Under this task are some entries; return every one of them exactly.

→ Supplied entries
·····
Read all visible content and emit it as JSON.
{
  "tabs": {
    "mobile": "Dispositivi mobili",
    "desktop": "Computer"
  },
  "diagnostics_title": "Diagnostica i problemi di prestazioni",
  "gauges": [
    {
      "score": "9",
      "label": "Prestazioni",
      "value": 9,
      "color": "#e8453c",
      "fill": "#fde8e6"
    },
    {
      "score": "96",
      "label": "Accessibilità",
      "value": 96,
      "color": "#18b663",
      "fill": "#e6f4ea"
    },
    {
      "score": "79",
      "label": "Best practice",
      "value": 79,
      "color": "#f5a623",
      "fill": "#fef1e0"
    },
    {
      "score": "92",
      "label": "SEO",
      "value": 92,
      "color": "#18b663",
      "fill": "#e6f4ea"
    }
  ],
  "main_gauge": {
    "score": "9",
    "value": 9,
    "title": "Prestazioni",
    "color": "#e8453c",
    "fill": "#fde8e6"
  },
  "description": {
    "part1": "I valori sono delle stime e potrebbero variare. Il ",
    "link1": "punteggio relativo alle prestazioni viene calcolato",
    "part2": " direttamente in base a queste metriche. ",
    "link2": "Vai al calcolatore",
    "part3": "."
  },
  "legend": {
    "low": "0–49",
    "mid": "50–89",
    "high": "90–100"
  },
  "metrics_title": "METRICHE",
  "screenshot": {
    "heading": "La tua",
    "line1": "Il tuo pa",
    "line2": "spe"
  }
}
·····
→ Answer to the problem
Read all visible content and emit it as JSON.
{
  "tabs": {
    "mobile": "Dispositivi mobili",
    "desktop": "Computer"
  },
  "diagnostics_title": "Diagnostica i problemi di prestazioni",
  "gauges": [
    {
      "score": "9",
      "label": "Prestazioni",
      "value": 9,
      "color": "#e8453c",
      "fill": "#fde8e6"
    },
    {
      "score": "96",
      "label": "Accessibilità",
      "value": 96,
      "color": "#18b663",
      "fill": "#e6f4ea"
    },
    {
      "score": "79",
      "label": "Best practice",
      "value": 79,
      "color": "#f5a623",
      "fill": "#fef1e0"
    },
    {
      "score": "92",
      "label": "SEO",
      "value": 92,
      "color": "#18b663",
      "fill": "#e6f4ea"
    }
  ],
  "main_gauge": {
    "score": "9",
    "value": 9,
    "title": "Prestazioni",
    "color": "#e8453c",
    "fill": "#fde8e6"
  },
  "description": {
    "part1": "I valori sono delle stime e potrebbero variare. Il ",
    "link1": "punteggio relativo alle prestazioni viene calcolato",
    "part2": " direttamente in base a queste metriche. ",
    "link2": "Vai al calcolatore",
    "part3": "."
  },
  "legend": {
    "low": "0–49",
    "mid": "50–89",
    "high": "90–100"
  },
  "metrics_title": "METRICHE",
  "screenshot": {
    "heading": "La tua",
    "line1": "Il tuo pa",
    "line2": "spe"
  }
}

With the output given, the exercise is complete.